▶ **TASK**:
Report the number of lines in the data below where the string "Photos" shows up, and only that number.

=======

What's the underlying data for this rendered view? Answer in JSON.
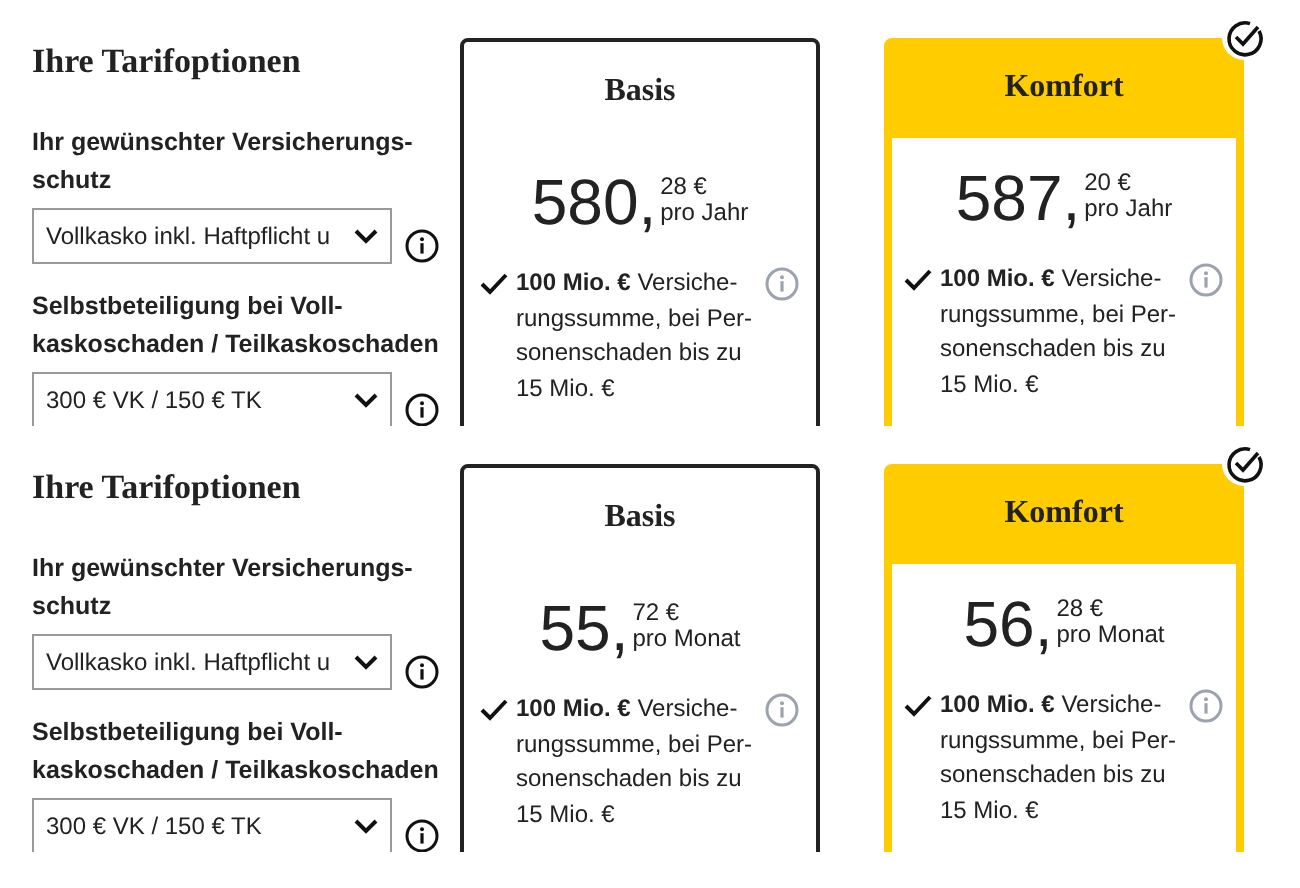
{
  "panels": [
    {
      "title": "Ihre Tarifoptionen",
      "options": [
        {
          "label_lines": [
            "Ihr gewünschter Versicherungs-",
            "schutz"
          ],
          "value": "Vollkasko inkl. Haftpflicht u"
        },
        {
          "label_lines": [
            "Selbstbeteiligung bei Voll-",
            "kaskoschaden / Teilkaskoschaden"
          ],
          "value": "300 € VK / 150 € TK"
        }
      ],
      "plans": [
        {
          "name": "Basis",
          "selected": false,
          "price_main": "580,",
          "price_cents": "28 €",
          "period": "pro Jahr",
          "features": [
            {
              "lines": [
                "**100 Mio. €** Versiche-",
                "rungssumme, bei Per-",
                "sonenschaden bis zu",
                "15 Mio. €"
              ]
            }
          ]
        },
        {
          "name": "Komfort",
          "selected": true,
          "price_main": "587,",
          "price_cents": "20 €",
          "period": "pro Jahr",
          "features": [
            {
              "lines": [
                "**100 Mio. €** Versiche-",
                "rungssumme, bei Per-",
                "sonenschaden bis zu",
                "15 Mio. €"
              ]
            }
          ]
        }
      ]
    },
    {
      "title": "Ihre Tarifoptionen",
      "options": [
        {
          "label_lines": [
            "Ihr gewünschter Versicherungs-",
            "schutz"
          ],
          "value": "Vollkasko inkl. Haftpflicht u"
        },
        {
          "label_lines": [
            "Selbstbeteiligung bei Voll-",
            "kaskoschaden / Teilkaskoschaden"
          ],
          "value": "300 € VK / 150 € TK"
        }
      ],
      "plans": [
        {
          "name": "Basis",
          "selected": false,
          "price_main": "55,",
          "price_cents": "72 €",
          "period": "pro Monat",
          "features": [
            {
              "lines": [
                "**100 Mio. €** Versiche-",
                "rungssumme, bei Per-",
                "sonenschaden bis zu",
                "15 Mio. €"
              ]
            }
          ]
        },
        {
          "name": "Komfort",
          "selected": true,
          "price_main": "56,",
          "price_cents": "28 €",
          "period": "pro Monat",
          "features": [
            {
              "lines": [
                "**100 Mio. €** Versiche-",
                "rungssumme, bei Per-",
                "sonenschaden bis zu",
                "15 Mio. €"
              ]
            }
          ]
        }
      ]
    }
  ]
}
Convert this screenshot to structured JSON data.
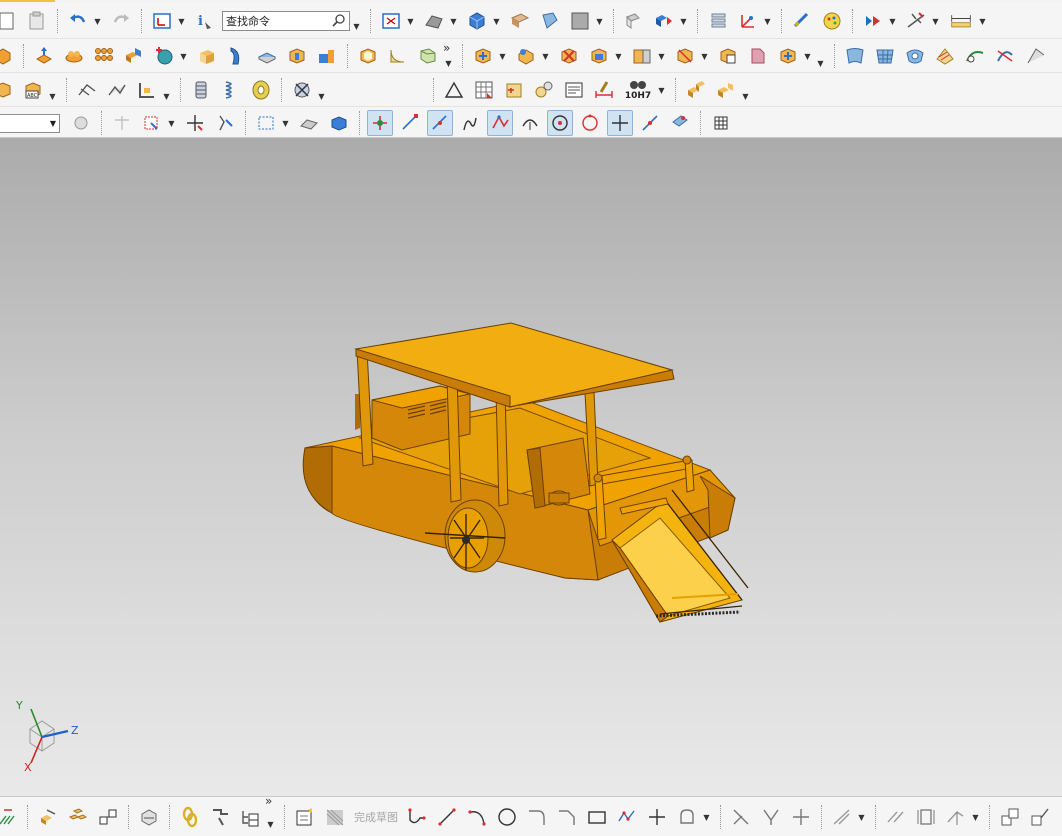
{
  "toolbar": {
    "search_placeholder": "查找命令",
    "bottom_finish_sketch_label": "完成草图",
    "ten_h7_label": "10H7",
    "more_glyph": "»"
  },
  "viewport": {
    "model": "boat-harvester-3d-model",
    "background_top": "#ababab",
    "background_bottom": "#e9e9e9",
    "model_color": "#f2a900"
  },
  "triad": {
    "x_label": "X",
    "y_label": "Y",
    "z_label": "Z"
  },
  "colors": {
    "accent_blue": "#2a6fc9",
    "toggle_active_bg": "#cfe3f2"
  }
}
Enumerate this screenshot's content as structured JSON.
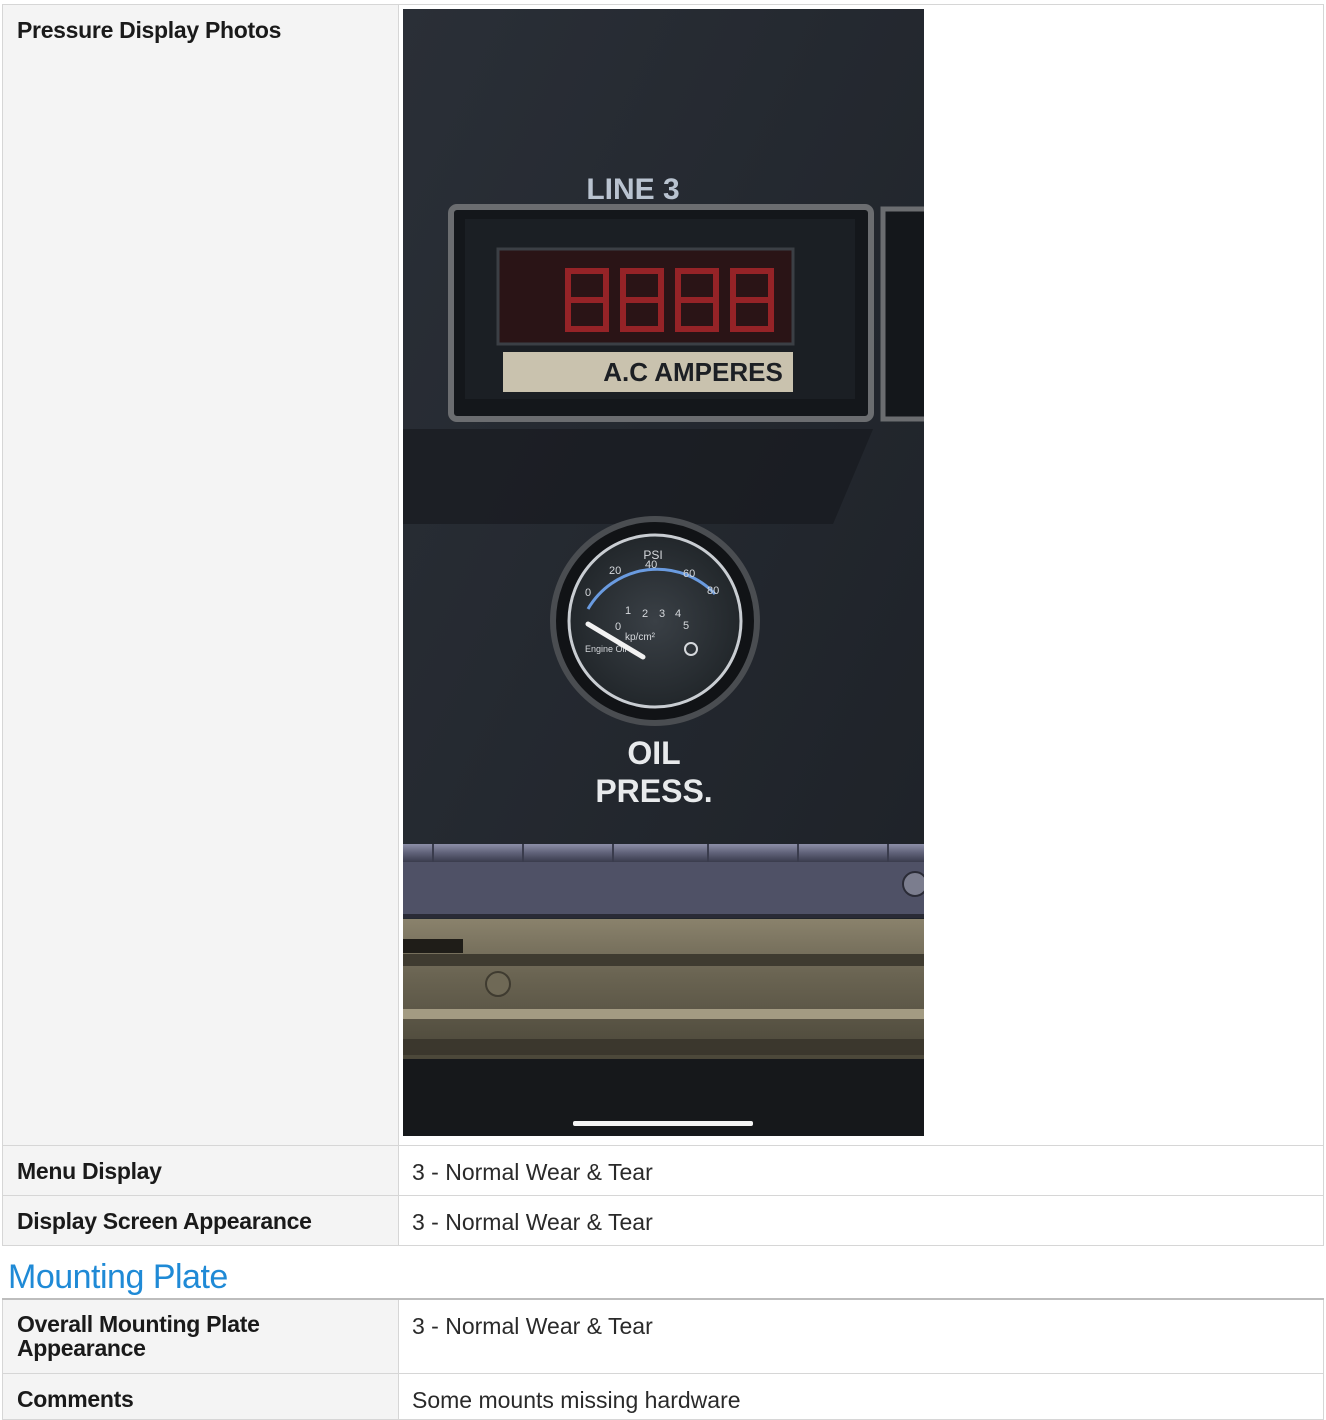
{
  "inspection": {
    "rows": [
      {
        "label": "Pressure Display Photos"
      },
      {
        "label": "Menu Display",
        "value": "3 - Normal Wear & Tear"
      },
      {
        "label": "Display Screen Appearance",
        "value": "3 - Normal Wear & Tear"
      }
    ],
    "photo": {
      "panel_top_label": "LINE 3",
      "meter_label": "A.C AMPERES",
      "gauge_label_1": "OIL",
      "gauge_label_2": "PRESS.",
      "gauge_unit_psi": "PSI",
      "gauge_unit_metric": "kp/cm²",
      "gauge_engine_text": "Engine Oil",
      "gauge_psi_ticks": [
        "0",
        "20",
        "40",
        "60",
        "80"
      ],
      "gauge_metric_ticks": [
        "0",
        "1",
        "2",
        "3",
        "4",
        "5"
      ],
      "colors": {
        "panel": "#23272e",
        "display_red": "#c8262a"
      }
    }
  },
  "mounting_plate": {
    "title": "Mounting Plate",
    "rows": [
      {
        "label": "Overall Mounting Plate Appearance",
        "value": "3 - Normal Wear & Tear"
      },
      {
        "label": "Comments",
        "value": "Some mounts missing hardware"
      }
    ]
  }
}
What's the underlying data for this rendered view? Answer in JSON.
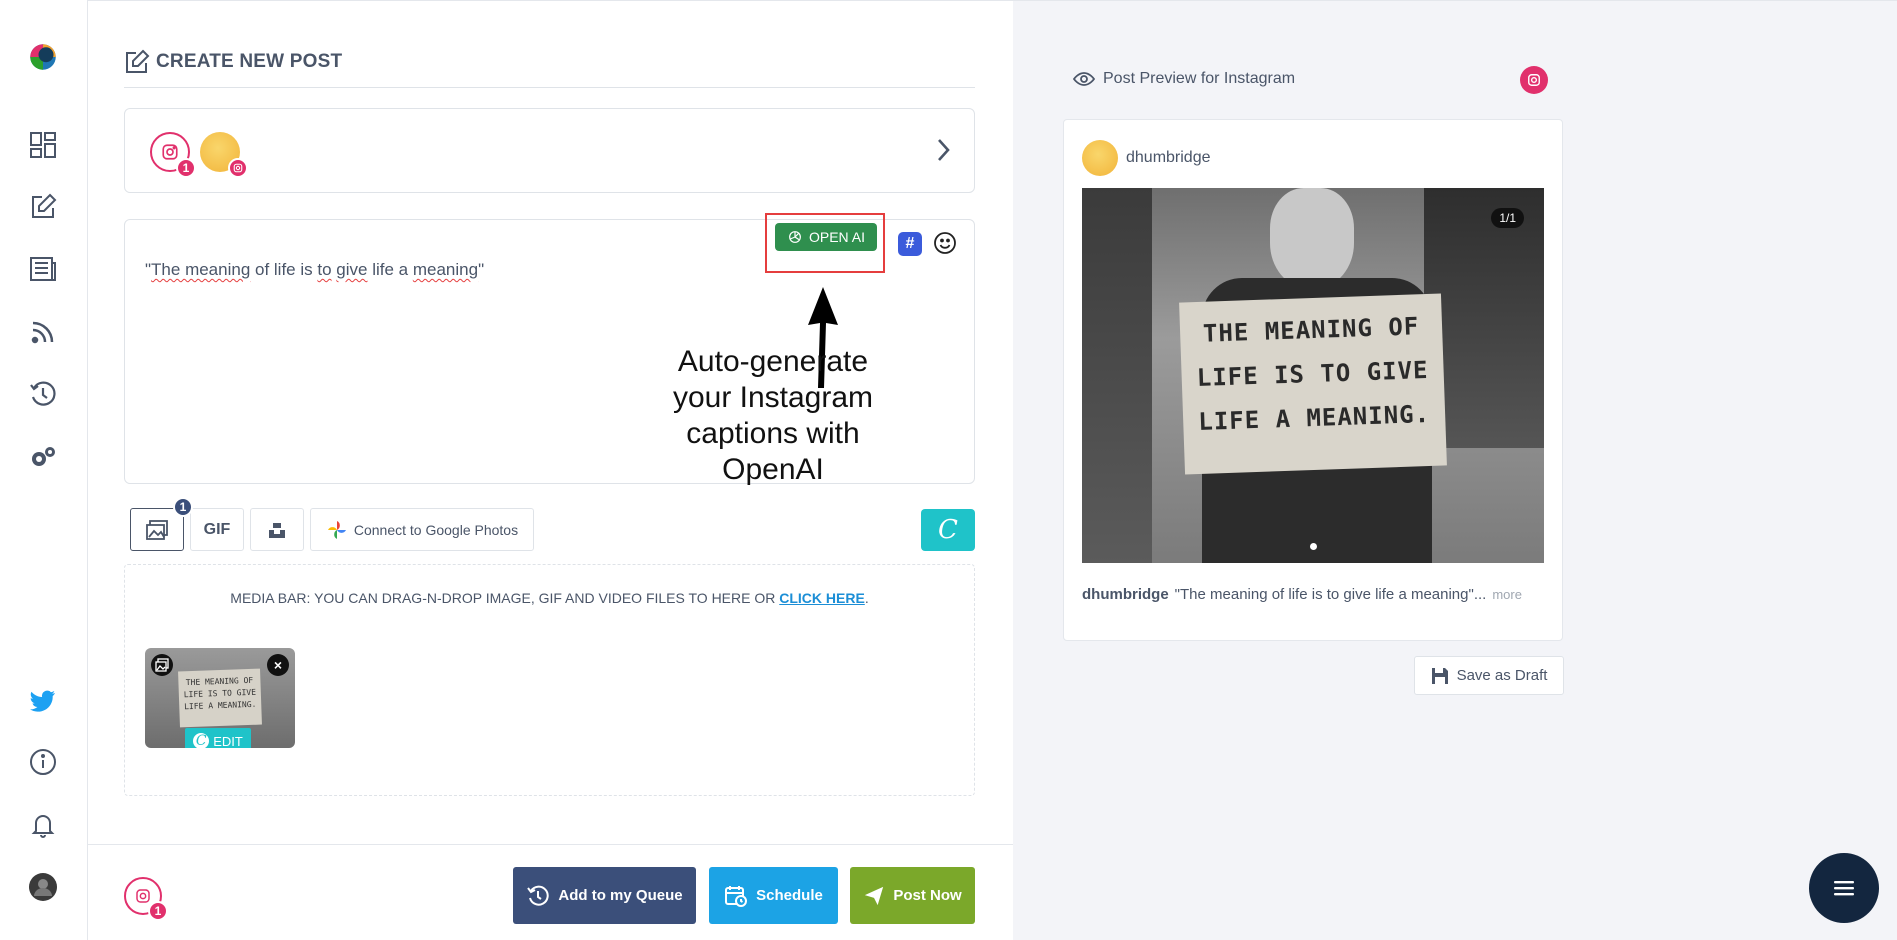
{
  "page": {
    "title": "CREATE NEW POST"
  },
  "sidebar": {
    "items": [
      {
        "icon": "dashboard-icon"
      },
      {
        "icon": "edit-icon"
      },
      {
        "icon": "posts-icon"
      },
      {
        "icon": "rss-icon"
      },
      {
        "icon": "history-icon"
      },
      {
        "icon": "settings-icon"
      },
      {
        "icon": "twitter-icon"
      },
      {
        "icon": "info-icon"
      },
      {
        "icon": "bell-icon"
      },
      {
        "icon": "avatar"
      }
    ]
  },
  "accounts": {
    "instagram_badge": "1"
  },
  "editor": {
    "text_parts": [
      "\"",
      "The meaning",
      " of life is ",
      "to",
      " ",
      "give",
      " life a ",
      "meaning",
      "\""
    ],
    "openai_label": "OPEN AI",
    "hashtag_label": "#"
  },
  "annotation": {
    "text_lines": [
      "Auto-generate",
      "your Instagram",
      "captions with",
      "OpenAI"
    ]
  },
  "tools": {
    "media_badge": "1",
    "gif_label": "GIF",
    "google_photos_label": "Connect to Google Photos",
    "canva_label": "C"
  },
  "media_bar": {
    "text": "MEDIA BAR: YOU CAN DRAG-N-DROP IMAGE, GIF AND VIDEO FILES TO HERE OR ",
    "link": "CLICK HERE",
    "suffix": ".",
    "thumb_sign": "THE MEANING OF LIFE IS TO GIVE LIFE A MEANING.",
    "remove_label": "×",
    "edit_label": "EDIT"
  },
  "footer": {
    "instagram_badge": "1",
    "queue_label": "Add to my Queue",
    "schedule_label": "Schedule",
    "post_label": "Post Now"
  },
  "preview": {
    "header": "Post Preview for Instagram",
    "username": "dhumbridge",
    "counter": "1/1",
    "sign_lines": [
      "THE MEANING OF",
      "LIFE IS TO GIVE",
      "LIFE A MEANING."
    ],
    "caption_user": "dhumbridge",
    "caption_text": "\"The meaning of life is to give life a meaning\"...",
    "more": "more",
    "draft_label": "Save as Draft"
  },
  "colors": {
    "instagram": "#e1306c",
    "openai_green": "#2f8f4e",
    "queue": "#3b4f7a",
    "schedule": "#1ca3e5",
    "post_now": "#7ba82a",
    "canva": "#1fc3c9",
    "annotation_red": "#e53e3e"
  }
}
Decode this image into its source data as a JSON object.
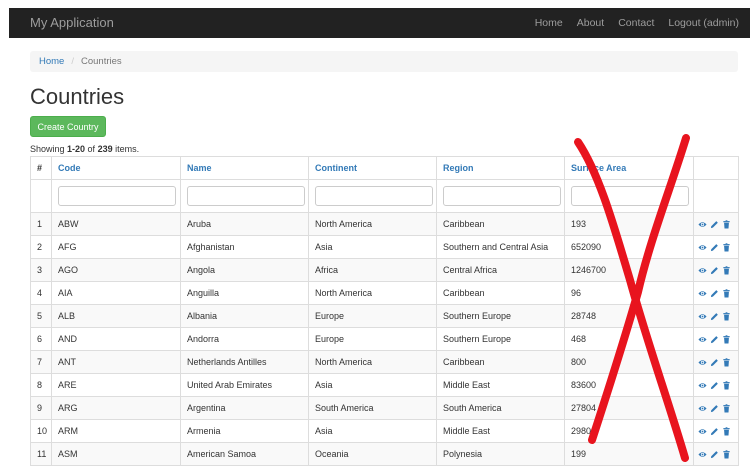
{
  "navbar": {
    "brand": "My Application",
    "links": [
      "Home",
      "About",
      "Contact",
      "Logout (admin)"
    ]
  },
  "breadcrumb": {
    "home": "Home",
    "separator": "/",
    "current": "Countries"
  },
  "page_title": "Countries",
  "create_button": "Create Country",
  "summary": {
    "prefix": "Showing ",
    "range": "1-20",
    "middle": " of ",
    "total": "239",
    "suffix": " items."
  },
  "table": {
    "headers": [
      "#",
      "Code",
      "Name",
      "Continent",
      "Region",
      "Surface Area"
    ],
    "rows": [
      [
        "1",
        "ABW",
        "Aruba",
        "North America",
        "Caribbean",
        "193"
      ],
      [
        "2",
        "AFG",
        "Afghanistan",
        "Asia",
        "Southern and Central Asia",
        "652090"
      ],
      [
        "3",
        "AGO",
        "Angola",
        "Africa",
        "Central Africa",
        "1246700"
      ],
      [
        "4",
        "AIA",
        "Anguilla",
        "North America",
        "Caribbean",
        "96"
      ],
      [
        "5",
        "ALB",
        "Albania",
        "Europe",
        "Southern Europe",
        "28748"
      ],
      [
        "6",
        "AND",
        "Andorra",
        "Europe",
        "Southern Europe",
        "468"
      ],
      [
        "7",
        "ANT",
        "Netherlands Antilles",
        "North America",
        "Caribbean",
        "800"
      ],
      [
        "8",
        "ARE",
        "United Arab Emirates",
        "Asia",
        "Middle East",
        "83600"
      ],
      [
        "9",
        "ARG",
        "Argentina",
        "South America",
        "South America",
        "27804"
      ],
      [
        "10",
        "ARM",
        "Armenia",
        "Asia",
        "Middle East",
        "2980"
      ],
      [
        "11",
        "ASM",
        "American Samoa",
        "Oceania",
        "Polynesia",
        "199"
      ]
    ],
    "row_actions": [
      "eye-icon",
      "pencil-icon",
      "trash-icon"
    ]
  },
  "colors": {
    "navbar_bg": "#222222",
    "link": "#337ab7",
    "success": "#5cb85c",
    "annotation_red": "#e8141e"
  }
}
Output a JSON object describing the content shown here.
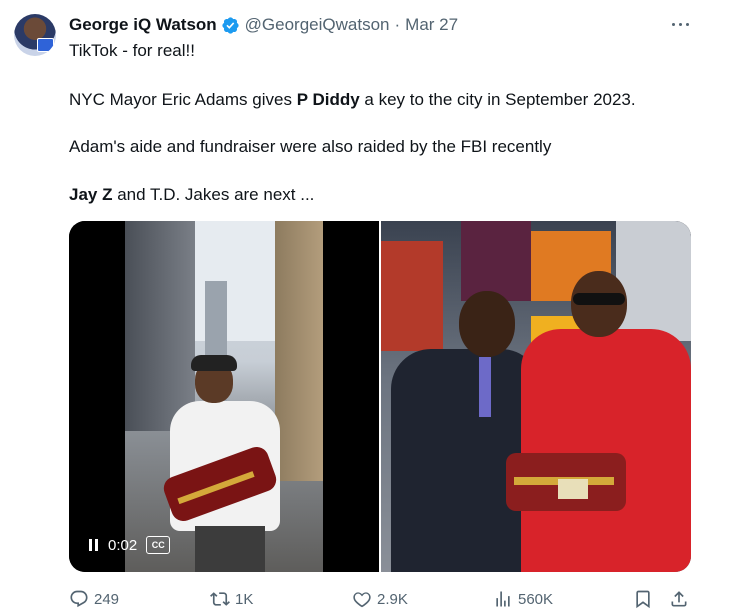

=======

▶ **ANSWER BOX**:
2